ACTIVITY: Repeat the lines below exactly as written, please, from the line with "What's the underlying" to the line with "Output a JSON", both lines included, and no others.

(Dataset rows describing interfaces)
◆ ◆ ◆ ◆ ◆

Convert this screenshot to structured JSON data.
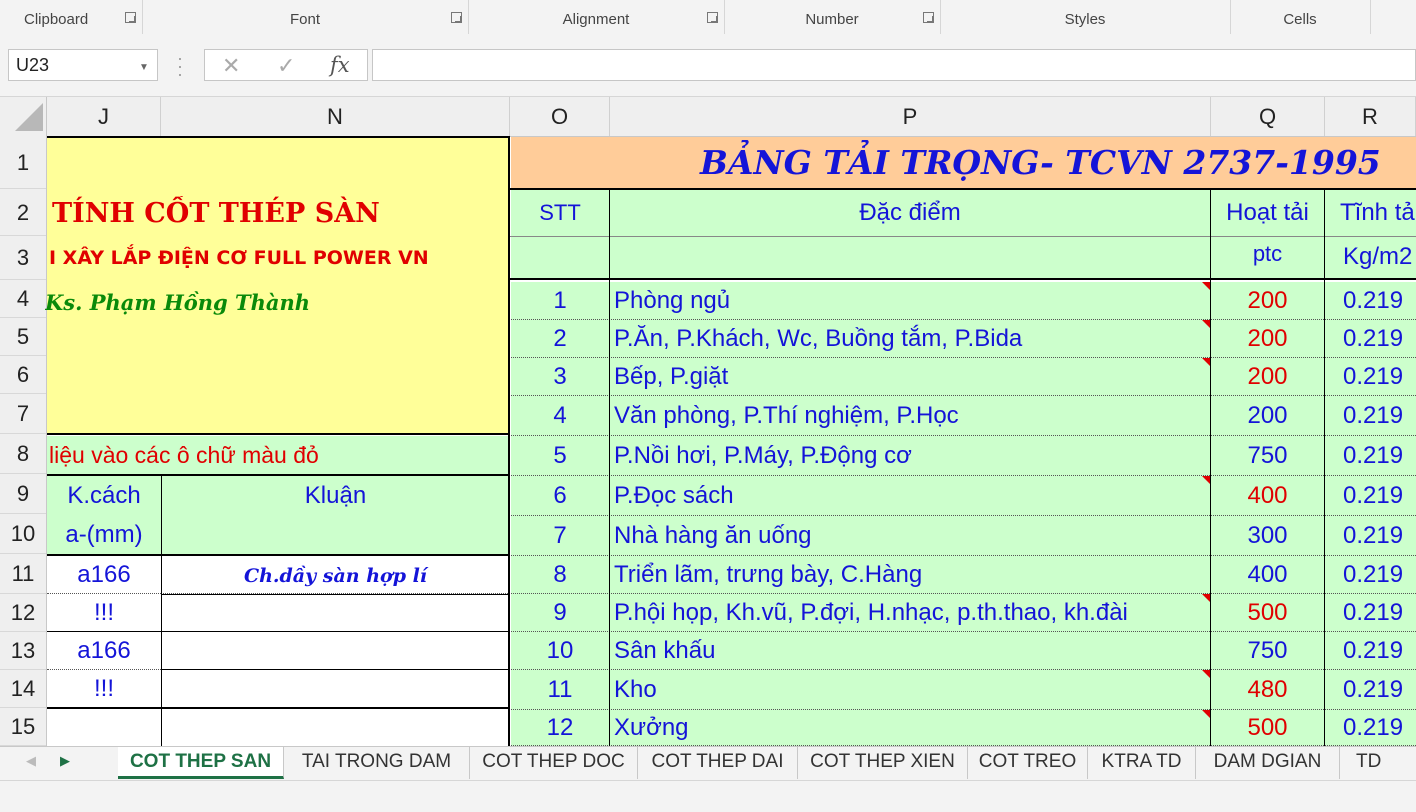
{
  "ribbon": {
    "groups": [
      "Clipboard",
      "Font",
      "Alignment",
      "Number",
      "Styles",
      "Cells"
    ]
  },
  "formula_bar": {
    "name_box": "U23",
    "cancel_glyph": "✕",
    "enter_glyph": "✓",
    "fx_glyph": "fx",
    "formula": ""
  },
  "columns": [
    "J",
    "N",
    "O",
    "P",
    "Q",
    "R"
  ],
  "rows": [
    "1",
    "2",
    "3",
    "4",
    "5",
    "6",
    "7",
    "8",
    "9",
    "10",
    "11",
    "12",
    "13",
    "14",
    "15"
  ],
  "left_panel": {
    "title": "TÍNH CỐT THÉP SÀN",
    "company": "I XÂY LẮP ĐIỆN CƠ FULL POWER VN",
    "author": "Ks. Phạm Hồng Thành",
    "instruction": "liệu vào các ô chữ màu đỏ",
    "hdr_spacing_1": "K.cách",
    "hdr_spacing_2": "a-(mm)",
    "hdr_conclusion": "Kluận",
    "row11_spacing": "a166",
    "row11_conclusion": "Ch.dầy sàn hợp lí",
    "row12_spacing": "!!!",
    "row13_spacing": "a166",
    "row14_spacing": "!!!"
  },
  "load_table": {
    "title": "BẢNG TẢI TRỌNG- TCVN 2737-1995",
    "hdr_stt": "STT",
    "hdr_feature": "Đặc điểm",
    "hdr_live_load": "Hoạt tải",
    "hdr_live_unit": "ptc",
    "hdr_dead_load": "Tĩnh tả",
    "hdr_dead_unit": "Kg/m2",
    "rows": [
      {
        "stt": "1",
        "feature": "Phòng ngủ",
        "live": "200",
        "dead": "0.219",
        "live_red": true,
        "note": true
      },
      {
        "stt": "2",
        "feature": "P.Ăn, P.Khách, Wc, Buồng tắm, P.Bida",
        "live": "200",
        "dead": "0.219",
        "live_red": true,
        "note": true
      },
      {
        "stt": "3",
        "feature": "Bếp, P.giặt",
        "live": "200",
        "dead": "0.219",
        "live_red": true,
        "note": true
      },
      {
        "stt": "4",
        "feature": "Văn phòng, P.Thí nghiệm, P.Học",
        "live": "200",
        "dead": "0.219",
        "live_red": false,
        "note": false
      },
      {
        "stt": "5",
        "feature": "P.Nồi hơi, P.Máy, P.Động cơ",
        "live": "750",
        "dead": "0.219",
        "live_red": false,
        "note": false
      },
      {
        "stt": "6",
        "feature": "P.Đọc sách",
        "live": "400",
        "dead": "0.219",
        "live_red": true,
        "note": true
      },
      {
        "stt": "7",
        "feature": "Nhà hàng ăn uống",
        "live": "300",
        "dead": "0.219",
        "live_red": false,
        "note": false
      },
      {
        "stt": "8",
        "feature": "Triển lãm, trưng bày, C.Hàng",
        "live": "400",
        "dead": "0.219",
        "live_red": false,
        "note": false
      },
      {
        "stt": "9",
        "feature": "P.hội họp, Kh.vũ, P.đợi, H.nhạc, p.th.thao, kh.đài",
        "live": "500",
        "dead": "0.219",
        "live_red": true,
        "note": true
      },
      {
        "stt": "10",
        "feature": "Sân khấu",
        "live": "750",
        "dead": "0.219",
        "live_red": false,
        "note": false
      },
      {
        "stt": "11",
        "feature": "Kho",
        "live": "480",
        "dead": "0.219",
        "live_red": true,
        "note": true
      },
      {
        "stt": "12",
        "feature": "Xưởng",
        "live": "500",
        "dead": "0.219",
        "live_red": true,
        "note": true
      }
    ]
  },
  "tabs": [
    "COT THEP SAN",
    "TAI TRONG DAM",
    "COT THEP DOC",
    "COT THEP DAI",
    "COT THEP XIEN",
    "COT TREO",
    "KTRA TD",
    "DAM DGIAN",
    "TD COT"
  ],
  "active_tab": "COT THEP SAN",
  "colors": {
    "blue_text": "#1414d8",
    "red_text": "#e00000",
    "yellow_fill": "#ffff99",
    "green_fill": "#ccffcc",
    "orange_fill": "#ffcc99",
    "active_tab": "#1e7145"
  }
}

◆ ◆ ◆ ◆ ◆

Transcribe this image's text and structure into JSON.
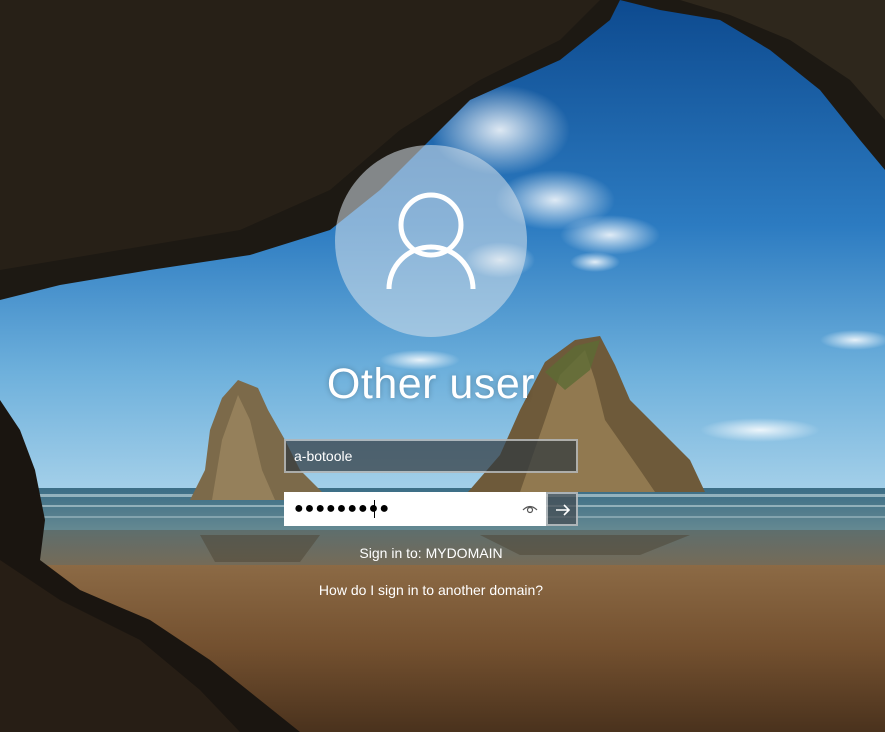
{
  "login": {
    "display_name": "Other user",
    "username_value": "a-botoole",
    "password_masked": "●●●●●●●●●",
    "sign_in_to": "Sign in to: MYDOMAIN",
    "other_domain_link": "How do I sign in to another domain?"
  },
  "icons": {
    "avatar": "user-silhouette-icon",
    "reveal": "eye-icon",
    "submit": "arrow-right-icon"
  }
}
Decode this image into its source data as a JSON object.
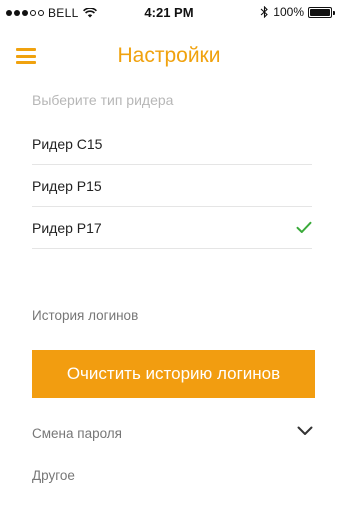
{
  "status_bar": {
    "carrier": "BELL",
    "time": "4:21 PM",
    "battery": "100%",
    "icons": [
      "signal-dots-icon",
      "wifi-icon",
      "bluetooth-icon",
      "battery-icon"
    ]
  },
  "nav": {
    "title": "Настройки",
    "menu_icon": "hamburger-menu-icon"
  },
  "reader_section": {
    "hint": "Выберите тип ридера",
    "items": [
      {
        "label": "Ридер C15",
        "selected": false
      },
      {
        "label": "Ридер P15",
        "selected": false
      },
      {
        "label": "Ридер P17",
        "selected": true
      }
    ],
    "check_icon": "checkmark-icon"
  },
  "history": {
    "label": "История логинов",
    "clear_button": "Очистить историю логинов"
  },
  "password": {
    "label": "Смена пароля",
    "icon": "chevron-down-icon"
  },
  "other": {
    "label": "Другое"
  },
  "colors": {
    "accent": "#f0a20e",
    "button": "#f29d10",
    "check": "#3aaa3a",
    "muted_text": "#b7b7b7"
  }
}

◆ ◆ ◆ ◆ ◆

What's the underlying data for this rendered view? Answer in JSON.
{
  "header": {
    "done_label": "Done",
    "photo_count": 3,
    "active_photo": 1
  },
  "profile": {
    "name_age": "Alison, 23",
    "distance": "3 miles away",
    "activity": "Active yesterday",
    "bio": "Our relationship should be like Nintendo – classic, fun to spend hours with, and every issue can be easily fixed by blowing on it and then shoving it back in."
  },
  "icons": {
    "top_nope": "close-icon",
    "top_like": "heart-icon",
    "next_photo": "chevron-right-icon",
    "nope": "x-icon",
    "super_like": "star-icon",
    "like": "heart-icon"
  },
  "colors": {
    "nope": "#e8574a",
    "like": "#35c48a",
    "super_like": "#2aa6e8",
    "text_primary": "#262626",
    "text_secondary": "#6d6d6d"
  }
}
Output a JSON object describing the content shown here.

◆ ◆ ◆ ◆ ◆

EXERCISE RESPONSE:
What's the underlying data for this rendered view? Answer in JSON.
{
  "header": {
    "done_label": "Done",
    "photo_count": 3,
    "active_photo": 1
  },
  "profile": {
    "name_age": "Alison, 23",
    "distance": "3 miles away",
    "activity": "Active yesterday",
    "bio": "Our relationship should be like Nintendo – classic, fun to spend hours with, and every issue can be easily fixed by blowing on it and then shoving it back in."
  },
  "icons": {
    "top_nope": "close-icon",
    "top_like": "heart-icon",
    "next_photo": "chevron-right-icon",
    "nope": "x-icon",
    "super_like": "star-icon",
    "like": "heart-icon"
  },
  "colors": {
    "nope": "#e8574a",
    "like": "#35c48a",
    "super_like": "#2aa6e8",
    "text_primary": "#262626",
    "text_secondary": "#6d6d6d"
  }
}
Output a JSON object describing the content shown here.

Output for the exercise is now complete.